"""

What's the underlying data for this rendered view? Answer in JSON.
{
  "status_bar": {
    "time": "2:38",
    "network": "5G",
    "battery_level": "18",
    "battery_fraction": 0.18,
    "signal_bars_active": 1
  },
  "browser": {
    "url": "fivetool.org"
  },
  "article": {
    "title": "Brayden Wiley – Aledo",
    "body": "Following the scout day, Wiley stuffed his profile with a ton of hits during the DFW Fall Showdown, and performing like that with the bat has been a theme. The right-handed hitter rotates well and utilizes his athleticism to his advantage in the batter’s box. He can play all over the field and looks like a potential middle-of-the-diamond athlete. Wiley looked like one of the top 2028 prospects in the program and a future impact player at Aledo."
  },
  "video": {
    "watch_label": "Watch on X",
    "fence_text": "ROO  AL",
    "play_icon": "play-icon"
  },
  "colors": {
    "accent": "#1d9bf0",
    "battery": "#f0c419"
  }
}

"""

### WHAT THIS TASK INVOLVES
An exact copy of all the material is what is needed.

### EXERCISE RESULT
What's the underlying data for this rendered view? Answer in JSON.
{
  "status_bar": {
    "time": "2:38",
    "network": "5G",
    "battery_level": "18",
    "battery_fraction": 0.18,
    "signal_bars_active": 1
  },
  "browser": {
    "url": "fivetool.org"
  },
  "article": {
    "title": "Brayden Wiley – Aledo",
    "body": "Following the scout day, Wiley stuffed his profile with a ton of hits during the DFW Fall Showdown, and performing like that with the bat has been a theme. The right-handed hitter rotates well and utilizes his athleticism to his advantage in the batter’s box. He can play all over the field and looks like a potential middle-of-the-diamond athlete. Wiley looked like one of the top 2028 prospects in the program and a future impact player at Aledo."
  },
  "video": {
    "watch_label": "Watch on X",
    "fence_text": "ROO  AL",
    "play_icon": "play-icon"
  },
  "colors": {
    "accent": "#1d9bf0",
    "battery": "#f0c419"
  }
}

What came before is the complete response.